The Smart Prepper

Life is hard, it's harder if you're stupid – John Wayne


November 03, 2015

Primitive Survival Shelters

 

Primitive Survival ShelterIf you are ever in a survival situation you may need to build your own shelter. This is true especially true if you are in a wet or cold area. If you don’t protect yourself from the elements you can put yourself in extreme danger of becoming very ill or dead. As a young boy I loved building forts just like every other young kid my age. I would build forts every time my dad took me camping. As a teenager I built a snow fort and slept in it for boy scouts (see image below). Being an adult gives me more physical strength and more ideas of how to build forts.
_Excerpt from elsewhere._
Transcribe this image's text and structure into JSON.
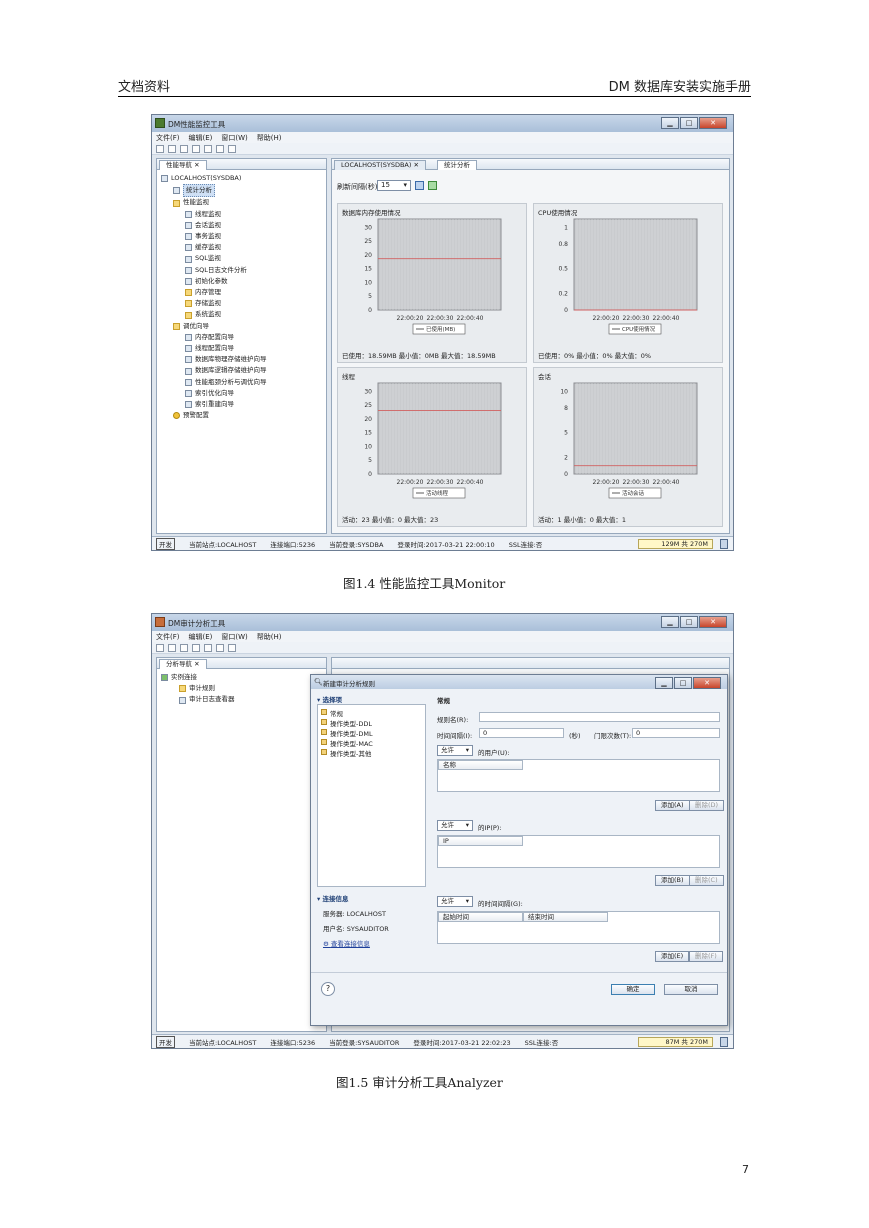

In a survival situation a fort becomes a shelter. A good strategy of being prepared is to practice. You should practice building a fort. This can also be a great family activity. If you build a fort and sleep in it at least once you will learn from experience things you like and don’t like about your fort. No matter where you go or what happens to you in life you take what you know with you. Your experience is what helps you be prepared for survival situations.  What qualifies a place as a shelter? Here we have some basics of what a shelter should be. Check out these awesome shelters people have built and get some ideas of what you can go try.

primitive survival shelter

What does a wilderness need to be?

In any survival situation the moral can be torn down very easily. There are a few things that help build moral more than others. The biggest moral booster is having a fire. The second biggest moral booster is having a good nights rest, which can directly correlate to having a shelter that meets your basic needs for the night or nights you will be using it.

  • Relatively quick to assemble. Most survival situations you will not have a lot of energy input into your body – AKA food. A wilderness shelter should not expend all your energy to build or you will not be able to continue on with another day’s activities. The decision of how much energy you put into a fort is really determined on a case by case basis. Ask the questions “How long will I stay here?” or “What is the risk of not building a good shelter?”
  • Protect from the harsh elements. In cold areas the wind is going to be your worst enemy. Sleeping in snow is cold, but not as cold as sleeping in the wind on top of snow. A wilderness shelter in that type of environment should block out the wind as much as possible. Alternatively if you in a rainy area you will want a shelter that helps block out the rain. Sleeping in the rain is so miserable. It is like Chinese water torture. I had a tent break on me one time in a freak hail storm and I ended up attempting to sleep in the rain. Needless to say I didn’t get much rest that night.
  • Protect from animals.  Everywhere in the world has insects. Sometimes they are bad enough to the point you cannot sleep on the ground. No matter where you are in the world you will need to protect yourself from some dangerous animal. You don’t need to build Fort Knox, but some type of a fort that creates a deterrent will help you from being easily attacked.
  • Sturdy. If you are above ground because of insects you don’t want the shelter to fall out from under you in the middle of the night, or if you are in the snow you don’t want a collapsed roof on top of you. The last thing you need is to have something go wrong when you are trying to sleep. The frame of your shelter should use the strongest materials you can find.

 

Check out these awesome primitive survival shelters

Lowland Wilderness Shelter

High Mountainous Wilderness Shelter

Simple Woven Mud Hut

Winter Survival Shelter

Long Term Wood Cabin Base Shelter

Basic Wood A-Frame Wilderness Survival Shelter